Cutting is a very well understood process - but sadly also very dependent on some variables that are not mentioned in your question, namely the material being cut, the speed with which the sword is supposed to pass through the material, and the speed with which the chain is moving.
I am going to assume that the variables are to be set by the answerer: Everything, 30m/s, 12000m/s (yes, that's alot)
Sword-Speed is negligible to chain speed, therefore subsequent teeth will not encounter much additional material. This is both good and bad: Good in that there is not much mass to be displaced by each tooth, bad in that the edge takes the brunt of the force, and will thus blunt fast. It means you'll not have a circular chain, but rather something that is unspooled from a source and used only once. The teeth can be extremely small, the leading edge practically vertical, the edge, then a taper;The teeth might be so small the edge looks flat from the enemies perspective (and moving will appear so for sure)
12000m/s is the speed of sound in diamond, so there should not be many materials able to withstand this sword.

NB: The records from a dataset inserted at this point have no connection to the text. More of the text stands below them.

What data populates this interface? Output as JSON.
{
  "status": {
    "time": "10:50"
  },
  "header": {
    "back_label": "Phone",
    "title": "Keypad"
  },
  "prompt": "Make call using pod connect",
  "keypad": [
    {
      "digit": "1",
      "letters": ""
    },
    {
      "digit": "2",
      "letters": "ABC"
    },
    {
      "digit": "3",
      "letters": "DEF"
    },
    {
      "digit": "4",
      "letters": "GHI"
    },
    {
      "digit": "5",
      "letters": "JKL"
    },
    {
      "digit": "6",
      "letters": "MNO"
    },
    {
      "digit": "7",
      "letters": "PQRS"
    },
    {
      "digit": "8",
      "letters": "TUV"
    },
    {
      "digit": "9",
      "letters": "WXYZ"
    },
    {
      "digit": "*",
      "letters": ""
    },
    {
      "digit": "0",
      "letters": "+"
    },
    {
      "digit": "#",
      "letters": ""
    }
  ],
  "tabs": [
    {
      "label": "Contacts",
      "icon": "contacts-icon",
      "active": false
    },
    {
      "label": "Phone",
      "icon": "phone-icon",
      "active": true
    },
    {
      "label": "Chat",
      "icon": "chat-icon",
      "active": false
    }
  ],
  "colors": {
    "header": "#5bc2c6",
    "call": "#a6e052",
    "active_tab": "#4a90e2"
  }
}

On the edge. As this presumes a one-off chain, the source needs be in the grip, and the chain is left to unspool freely. To cut through 3 m of material will take you 1/10 th of a second, meaning 1200m of chain get unspooled. A sword grip being about 0.0001 m3 large, this comes out to about 10^-8 m2, or, for instance, 1 mm broad and 10 um thick (making the teeth be at the very limit of haptic sensibility (unmoving)). The blade cannot be thicker than the chain is broad, but thinner is better here anyways, as we do not want to move too much material.
How to get the chain up to speed is left to the reader..